Bilbo had escaped from the goblins and had come out on the east-side of the Mountains. He soon felt alone and wondered whether Gandalf and the Dwarves were still inside the Mountain. He was considering going back to find them, when he heard voices. It was Gandalf and the Dwarves. Bilbo still had the ring on and he was delighted to see Balin - on lookout - stare right at him without seeing him. Gandalf and the Dwarves were arguing over Bilbo, so he decided to creep in amongst them and surprise them by taking the ring off. The dwarves and even Gandalf were shocked as Biblo made his presence known. Bilbo's respect amongst the party grew considerably as he told the story of Gollum and his escape - however he made sure to keep the part about the ring to himself.

Gandalf hastened the party the move quickly away from the mountains to make as much progress as possible - despite their lack of ponies, luggage and food. They travelled along rough terrain, indeed they found themselves sliding down the remnants of a landslide. Eventually they made it to a large clearing where no trees grew; no sooner had they reached this point did they hear a howl from down hill. Gandalf ordered everyone to climb the trees at the edge of the glade. Just as Bilbo and Dori managed to climb into a tree, the opening had been filled with hundreds of Wargs. They had come to meet the goblins as they had planned to carry out a great goblin-raid on the near-by villages. Gandalf could understand the language of the Wargs, and even he was scared. He therefore decided to collect huge pine-cones, and set them alight before hurling them down into the wolves. The Wargs were both terrified and enraged as their coats caught fire.
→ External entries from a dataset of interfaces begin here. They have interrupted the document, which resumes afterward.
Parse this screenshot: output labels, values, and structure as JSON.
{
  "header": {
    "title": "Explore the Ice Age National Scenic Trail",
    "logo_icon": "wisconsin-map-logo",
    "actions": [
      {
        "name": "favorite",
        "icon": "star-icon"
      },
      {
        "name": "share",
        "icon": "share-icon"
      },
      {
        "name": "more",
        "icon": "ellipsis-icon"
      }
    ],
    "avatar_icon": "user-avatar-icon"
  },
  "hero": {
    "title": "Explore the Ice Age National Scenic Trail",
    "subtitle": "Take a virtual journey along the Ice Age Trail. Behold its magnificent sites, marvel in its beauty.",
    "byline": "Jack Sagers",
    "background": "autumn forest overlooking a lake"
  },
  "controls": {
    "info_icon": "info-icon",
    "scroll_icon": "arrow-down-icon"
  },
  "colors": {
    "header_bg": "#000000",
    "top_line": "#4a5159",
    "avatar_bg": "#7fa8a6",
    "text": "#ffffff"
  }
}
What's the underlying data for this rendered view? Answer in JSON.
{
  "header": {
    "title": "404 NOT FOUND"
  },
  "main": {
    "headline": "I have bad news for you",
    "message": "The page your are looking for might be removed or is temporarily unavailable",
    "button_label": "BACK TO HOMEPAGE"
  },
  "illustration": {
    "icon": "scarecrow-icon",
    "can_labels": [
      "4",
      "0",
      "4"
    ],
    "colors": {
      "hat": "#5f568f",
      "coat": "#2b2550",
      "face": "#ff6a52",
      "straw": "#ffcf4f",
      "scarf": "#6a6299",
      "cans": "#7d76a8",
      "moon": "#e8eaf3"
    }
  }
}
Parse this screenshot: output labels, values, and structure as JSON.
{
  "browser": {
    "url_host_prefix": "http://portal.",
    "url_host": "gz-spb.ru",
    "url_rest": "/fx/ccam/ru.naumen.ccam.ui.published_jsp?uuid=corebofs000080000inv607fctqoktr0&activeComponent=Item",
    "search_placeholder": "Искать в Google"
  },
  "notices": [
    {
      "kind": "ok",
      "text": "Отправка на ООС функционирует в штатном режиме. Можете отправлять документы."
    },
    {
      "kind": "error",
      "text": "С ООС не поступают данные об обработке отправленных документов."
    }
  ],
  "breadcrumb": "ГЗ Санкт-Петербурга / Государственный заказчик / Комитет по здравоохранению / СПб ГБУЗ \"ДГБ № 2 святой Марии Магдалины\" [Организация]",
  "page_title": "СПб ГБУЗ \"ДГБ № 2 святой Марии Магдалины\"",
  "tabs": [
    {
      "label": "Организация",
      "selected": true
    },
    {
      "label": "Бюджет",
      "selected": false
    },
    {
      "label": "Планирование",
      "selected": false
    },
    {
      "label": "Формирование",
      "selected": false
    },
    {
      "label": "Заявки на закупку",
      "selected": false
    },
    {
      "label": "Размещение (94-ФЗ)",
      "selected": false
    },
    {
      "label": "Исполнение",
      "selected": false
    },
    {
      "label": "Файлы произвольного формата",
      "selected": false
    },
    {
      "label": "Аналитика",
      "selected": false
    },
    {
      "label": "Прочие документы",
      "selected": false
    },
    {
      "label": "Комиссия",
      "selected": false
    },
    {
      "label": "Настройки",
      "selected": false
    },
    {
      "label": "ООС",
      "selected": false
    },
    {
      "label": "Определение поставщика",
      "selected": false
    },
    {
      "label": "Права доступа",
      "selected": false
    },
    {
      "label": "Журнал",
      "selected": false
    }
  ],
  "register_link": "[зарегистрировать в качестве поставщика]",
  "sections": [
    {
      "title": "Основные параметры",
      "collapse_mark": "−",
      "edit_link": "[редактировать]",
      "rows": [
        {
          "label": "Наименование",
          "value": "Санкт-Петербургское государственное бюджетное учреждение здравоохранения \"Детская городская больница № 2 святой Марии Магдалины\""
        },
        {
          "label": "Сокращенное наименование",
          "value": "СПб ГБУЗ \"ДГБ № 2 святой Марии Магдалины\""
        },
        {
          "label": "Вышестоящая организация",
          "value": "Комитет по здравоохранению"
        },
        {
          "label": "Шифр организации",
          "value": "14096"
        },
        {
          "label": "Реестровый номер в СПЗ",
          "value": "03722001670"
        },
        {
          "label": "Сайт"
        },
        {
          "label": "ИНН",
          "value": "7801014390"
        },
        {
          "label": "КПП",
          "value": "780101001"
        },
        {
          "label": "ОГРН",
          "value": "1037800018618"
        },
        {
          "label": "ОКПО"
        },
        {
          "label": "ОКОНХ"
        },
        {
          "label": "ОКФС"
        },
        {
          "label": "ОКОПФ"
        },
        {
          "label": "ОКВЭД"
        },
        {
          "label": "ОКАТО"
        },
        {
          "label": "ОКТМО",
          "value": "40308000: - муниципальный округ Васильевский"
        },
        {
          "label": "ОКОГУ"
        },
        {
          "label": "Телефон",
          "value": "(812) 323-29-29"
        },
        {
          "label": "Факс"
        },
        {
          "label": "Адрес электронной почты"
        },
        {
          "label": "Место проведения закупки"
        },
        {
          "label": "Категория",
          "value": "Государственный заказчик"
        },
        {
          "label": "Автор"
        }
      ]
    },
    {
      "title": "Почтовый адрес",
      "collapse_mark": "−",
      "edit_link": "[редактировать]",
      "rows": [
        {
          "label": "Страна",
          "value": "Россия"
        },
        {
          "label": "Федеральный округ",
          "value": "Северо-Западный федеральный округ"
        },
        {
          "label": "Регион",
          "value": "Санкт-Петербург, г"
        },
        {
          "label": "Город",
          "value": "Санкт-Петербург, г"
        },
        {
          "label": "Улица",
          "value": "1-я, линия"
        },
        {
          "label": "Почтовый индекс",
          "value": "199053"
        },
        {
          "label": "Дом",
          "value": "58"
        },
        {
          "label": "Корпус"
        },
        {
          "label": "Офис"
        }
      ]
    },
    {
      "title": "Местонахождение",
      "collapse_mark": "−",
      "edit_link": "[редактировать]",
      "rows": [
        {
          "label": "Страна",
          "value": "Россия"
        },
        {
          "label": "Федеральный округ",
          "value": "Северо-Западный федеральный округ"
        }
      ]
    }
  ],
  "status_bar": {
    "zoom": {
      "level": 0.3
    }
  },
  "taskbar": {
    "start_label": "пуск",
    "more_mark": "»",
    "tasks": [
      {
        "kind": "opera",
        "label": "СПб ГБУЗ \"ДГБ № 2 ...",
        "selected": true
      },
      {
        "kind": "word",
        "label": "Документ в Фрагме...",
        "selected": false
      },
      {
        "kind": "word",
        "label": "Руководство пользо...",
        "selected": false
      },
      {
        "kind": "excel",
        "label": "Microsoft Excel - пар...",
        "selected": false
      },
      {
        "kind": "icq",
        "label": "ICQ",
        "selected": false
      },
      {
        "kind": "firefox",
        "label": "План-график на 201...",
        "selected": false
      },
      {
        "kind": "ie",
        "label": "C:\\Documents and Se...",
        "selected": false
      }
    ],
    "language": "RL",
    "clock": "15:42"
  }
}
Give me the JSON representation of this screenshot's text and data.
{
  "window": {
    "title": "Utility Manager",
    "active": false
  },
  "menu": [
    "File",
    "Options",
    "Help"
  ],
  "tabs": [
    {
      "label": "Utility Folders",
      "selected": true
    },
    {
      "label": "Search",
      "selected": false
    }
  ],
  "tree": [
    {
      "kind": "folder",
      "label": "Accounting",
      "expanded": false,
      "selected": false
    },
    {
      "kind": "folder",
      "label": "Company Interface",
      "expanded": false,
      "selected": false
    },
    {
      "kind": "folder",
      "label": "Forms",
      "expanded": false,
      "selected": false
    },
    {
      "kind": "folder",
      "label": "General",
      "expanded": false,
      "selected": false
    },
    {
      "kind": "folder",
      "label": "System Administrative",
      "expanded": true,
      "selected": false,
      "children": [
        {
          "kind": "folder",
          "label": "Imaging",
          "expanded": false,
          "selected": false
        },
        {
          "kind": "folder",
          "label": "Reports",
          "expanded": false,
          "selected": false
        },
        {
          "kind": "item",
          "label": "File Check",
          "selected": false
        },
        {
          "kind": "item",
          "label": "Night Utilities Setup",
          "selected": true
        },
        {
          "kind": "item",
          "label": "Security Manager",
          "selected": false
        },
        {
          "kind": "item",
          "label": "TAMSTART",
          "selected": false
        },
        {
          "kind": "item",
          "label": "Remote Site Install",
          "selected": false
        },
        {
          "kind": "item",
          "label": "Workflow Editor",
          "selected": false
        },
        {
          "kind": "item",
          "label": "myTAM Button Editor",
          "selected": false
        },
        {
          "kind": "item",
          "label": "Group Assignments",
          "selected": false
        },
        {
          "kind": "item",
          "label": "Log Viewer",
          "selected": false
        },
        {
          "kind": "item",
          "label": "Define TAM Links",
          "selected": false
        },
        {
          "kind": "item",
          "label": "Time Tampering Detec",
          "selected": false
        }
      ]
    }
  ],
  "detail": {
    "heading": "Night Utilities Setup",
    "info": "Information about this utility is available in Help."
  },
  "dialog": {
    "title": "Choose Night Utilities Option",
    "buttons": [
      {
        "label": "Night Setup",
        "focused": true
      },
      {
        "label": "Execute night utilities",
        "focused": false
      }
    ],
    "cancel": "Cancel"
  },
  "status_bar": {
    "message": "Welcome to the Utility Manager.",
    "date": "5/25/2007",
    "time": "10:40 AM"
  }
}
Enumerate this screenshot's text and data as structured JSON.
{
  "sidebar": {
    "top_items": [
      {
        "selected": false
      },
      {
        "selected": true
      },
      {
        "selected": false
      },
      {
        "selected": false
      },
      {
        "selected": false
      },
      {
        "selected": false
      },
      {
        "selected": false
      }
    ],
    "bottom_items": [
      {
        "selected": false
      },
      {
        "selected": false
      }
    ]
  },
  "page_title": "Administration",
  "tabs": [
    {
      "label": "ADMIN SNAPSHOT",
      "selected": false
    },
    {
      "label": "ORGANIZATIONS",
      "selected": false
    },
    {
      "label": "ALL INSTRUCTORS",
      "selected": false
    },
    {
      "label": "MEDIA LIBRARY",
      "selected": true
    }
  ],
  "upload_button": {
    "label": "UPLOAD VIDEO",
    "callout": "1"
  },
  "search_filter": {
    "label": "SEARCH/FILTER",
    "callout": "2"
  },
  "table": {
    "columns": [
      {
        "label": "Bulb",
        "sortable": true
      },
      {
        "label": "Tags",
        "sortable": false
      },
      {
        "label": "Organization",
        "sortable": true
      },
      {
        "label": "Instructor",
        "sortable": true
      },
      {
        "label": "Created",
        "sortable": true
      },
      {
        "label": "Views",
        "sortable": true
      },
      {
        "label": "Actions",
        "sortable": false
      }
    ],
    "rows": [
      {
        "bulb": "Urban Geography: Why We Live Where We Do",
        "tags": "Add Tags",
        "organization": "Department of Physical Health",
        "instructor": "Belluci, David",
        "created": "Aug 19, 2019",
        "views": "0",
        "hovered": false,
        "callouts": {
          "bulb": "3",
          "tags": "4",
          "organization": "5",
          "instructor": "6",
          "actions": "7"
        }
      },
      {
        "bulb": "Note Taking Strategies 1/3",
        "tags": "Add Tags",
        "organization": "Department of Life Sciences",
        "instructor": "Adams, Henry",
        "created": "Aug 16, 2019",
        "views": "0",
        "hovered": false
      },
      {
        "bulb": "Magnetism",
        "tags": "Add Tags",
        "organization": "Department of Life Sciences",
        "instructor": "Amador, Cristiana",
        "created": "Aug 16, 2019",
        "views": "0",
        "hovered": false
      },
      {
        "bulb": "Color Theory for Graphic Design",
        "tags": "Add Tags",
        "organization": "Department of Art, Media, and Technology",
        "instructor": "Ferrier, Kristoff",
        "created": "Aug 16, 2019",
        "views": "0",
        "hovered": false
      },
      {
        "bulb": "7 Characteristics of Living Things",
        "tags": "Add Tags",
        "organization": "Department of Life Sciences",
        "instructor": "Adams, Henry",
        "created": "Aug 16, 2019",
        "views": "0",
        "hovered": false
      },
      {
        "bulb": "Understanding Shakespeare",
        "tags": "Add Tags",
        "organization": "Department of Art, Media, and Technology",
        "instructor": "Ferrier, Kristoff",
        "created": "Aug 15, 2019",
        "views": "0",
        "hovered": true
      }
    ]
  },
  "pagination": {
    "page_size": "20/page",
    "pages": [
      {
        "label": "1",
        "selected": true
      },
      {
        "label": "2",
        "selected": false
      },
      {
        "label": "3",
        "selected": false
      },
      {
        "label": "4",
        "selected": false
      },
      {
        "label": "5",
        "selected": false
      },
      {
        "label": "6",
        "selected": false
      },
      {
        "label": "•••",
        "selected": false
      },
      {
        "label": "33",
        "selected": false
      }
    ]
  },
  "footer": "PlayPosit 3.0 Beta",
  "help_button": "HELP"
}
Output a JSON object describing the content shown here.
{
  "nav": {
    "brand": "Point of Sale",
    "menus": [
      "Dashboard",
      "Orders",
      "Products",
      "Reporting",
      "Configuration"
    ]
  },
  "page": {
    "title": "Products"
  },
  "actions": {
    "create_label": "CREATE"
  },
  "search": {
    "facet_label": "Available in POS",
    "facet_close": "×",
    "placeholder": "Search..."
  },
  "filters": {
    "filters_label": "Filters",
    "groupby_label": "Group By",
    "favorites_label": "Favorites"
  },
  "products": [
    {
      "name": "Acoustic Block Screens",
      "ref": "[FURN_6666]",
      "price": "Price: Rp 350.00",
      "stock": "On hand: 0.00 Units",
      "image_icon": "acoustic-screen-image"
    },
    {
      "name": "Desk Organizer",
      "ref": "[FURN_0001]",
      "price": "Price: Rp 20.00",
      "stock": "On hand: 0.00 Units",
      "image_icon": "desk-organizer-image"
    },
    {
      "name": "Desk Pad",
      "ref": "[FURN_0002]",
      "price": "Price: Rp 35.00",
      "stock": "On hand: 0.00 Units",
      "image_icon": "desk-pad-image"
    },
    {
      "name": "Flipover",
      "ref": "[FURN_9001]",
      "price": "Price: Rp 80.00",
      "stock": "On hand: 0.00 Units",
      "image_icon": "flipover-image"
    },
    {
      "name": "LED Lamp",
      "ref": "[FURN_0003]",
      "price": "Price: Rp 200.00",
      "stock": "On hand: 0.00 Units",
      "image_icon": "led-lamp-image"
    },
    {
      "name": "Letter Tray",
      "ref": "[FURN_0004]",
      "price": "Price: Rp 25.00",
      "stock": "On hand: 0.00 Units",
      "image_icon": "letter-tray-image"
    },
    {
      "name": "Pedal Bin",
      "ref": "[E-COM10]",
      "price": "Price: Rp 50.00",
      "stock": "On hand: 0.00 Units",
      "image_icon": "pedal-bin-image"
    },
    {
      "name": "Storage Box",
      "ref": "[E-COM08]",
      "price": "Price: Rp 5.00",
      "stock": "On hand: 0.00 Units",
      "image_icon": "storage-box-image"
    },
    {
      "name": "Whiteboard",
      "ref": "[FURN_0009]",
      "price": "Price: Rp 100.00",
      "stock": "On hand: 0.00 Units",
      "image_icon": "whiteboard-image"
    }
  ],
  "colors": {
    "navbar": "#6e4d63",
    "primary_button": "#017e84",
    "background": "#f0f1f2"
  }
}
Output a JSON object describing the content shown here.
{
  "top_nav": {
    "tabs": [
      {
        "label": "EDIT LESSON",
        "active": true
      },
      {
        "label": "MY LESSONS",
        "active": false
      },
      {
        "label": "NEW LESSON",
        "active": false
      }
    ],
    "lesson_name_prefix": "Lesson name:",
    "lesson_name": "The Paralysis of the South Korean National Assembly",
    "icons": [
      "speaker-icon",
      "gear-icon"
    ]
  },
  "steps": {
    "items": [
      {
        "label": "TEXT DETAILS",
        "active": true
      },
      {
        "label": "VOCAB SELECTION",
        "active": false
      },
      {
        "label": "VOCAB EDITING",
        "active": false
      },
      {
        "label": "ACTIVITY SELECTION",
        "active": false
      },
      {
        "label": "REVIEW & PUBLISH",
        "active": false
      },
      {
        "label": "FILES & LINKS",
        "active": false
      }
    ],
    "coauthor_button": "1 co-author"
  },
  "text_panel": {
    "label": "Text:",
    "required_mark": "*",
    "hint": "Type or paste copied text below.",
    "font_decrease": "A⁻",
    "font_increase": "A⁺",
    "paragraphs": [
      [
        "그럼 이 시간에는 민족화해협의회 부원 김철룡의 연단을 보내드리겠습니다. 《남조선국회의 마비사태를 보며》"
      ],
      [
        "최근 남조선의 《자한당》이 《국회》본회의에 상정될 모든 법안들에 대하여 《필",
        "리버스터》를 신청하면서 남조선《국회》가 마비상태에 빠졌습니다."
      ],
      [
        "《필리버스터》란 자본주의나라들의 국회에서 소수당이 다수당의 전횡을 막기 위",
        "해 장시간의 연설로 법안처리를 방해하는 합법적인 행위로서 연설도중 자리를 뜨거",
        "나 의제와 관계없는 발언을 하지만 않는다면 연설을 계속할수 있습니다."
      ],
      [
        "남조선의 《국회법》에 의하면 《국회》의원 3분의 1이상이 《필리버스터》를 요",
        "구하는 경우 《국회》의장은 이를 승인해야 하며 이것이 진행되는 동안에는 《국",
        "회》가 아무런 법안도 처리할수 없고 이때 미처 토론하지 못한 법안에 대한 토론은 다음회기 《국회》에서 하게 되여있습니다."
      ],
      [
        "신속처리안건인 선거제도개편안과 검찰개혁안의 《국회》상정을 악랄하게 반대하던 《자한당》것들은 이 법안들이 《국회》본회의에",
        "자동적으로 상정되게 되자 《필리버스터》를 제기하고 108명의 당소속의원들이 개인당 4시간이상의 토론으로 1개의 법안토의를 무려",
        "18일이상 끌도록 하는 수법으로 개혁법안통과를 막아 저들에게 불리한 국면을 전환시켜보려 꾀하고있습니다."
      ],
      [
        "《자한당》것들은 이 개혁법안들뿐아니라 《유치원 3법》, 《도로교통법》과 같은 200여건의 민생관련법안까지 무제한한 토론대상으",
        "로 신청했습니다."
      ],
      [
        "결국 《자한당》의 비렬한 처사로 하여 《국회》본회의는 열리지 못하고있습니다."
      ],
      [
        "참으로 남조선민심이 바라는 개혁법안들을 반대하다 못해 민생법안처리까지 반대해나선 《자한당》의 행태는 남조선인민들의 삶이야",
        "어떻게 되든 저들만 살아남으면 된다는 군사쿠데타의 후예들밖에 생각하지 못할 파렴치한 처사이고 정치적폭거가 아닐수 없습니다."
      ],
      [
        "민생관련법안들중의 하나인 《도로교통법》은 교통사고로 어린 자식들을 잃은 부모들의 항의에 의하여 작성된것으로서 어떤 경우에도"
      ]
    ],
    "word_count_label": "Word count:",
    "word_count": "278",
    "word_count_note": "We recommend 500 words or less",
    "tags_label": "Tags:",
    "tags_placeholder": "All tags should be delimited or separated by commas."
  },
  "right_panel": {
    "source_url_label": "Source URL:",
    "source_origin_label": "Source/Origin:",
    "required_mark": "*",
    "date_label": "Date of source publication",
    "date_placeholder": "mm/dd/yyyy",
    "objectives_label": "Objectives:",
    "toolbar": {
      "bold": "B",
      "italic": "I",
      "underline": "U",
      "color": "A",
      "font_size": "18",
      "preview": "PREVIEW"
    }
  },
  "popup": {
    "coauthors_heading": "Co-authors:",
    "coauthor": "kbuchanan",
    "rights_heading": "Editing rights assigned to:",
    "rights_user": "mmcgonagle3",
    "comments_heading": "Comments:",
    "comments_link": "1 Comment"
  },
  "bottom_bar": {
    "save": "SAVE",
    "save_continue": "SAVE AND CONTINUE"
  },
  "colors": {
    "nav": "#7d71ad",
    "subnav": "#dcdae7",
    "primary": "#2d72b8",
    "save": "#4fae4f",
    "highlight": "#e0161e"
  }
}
The adventurers finally escape the dangers of the Misty Mountains.

The Lord of the Eagles of the Misty Mountains could hear the voices of the Wargs and saw the commotion at a great distance. He was curious about what was happening and decided to summon his fellow eagles to fly with him towards the wolves and the meeting-place of the goblins.

As the goblins approached the meeting place, they thought that a battle with the wood-men was going on. They ran and yelled; some put the fires out, however they encouraged the fires nearest the trees feeding it with dead branches and bracken. Soon there was smoke and flame all around the dwarves, the hobbit and the wizard. The goblins began to mock them as they sang. Gandalf climbed to the top of his tree; just as he reached the top, the Lord of the Eagles seized him in his talons. The eagles rescued Bilbo and the Dwarves, to a great howl of anger from the goblins. They flew them to their Eyrie high in the Mountains; there Gandalf thanked the Lord of the Eagles and asked for his assistance in the journey east. He would not take them too far east, but agreed to take them as far as they would. Bilbo and Gandalf complained of their hunger, therefore the Lord of the Eagles ensured that the adventurers were brought fuel for a fire and food to eat. There they slept, quite soundly, upon the hard rock high in the Misty Mountains.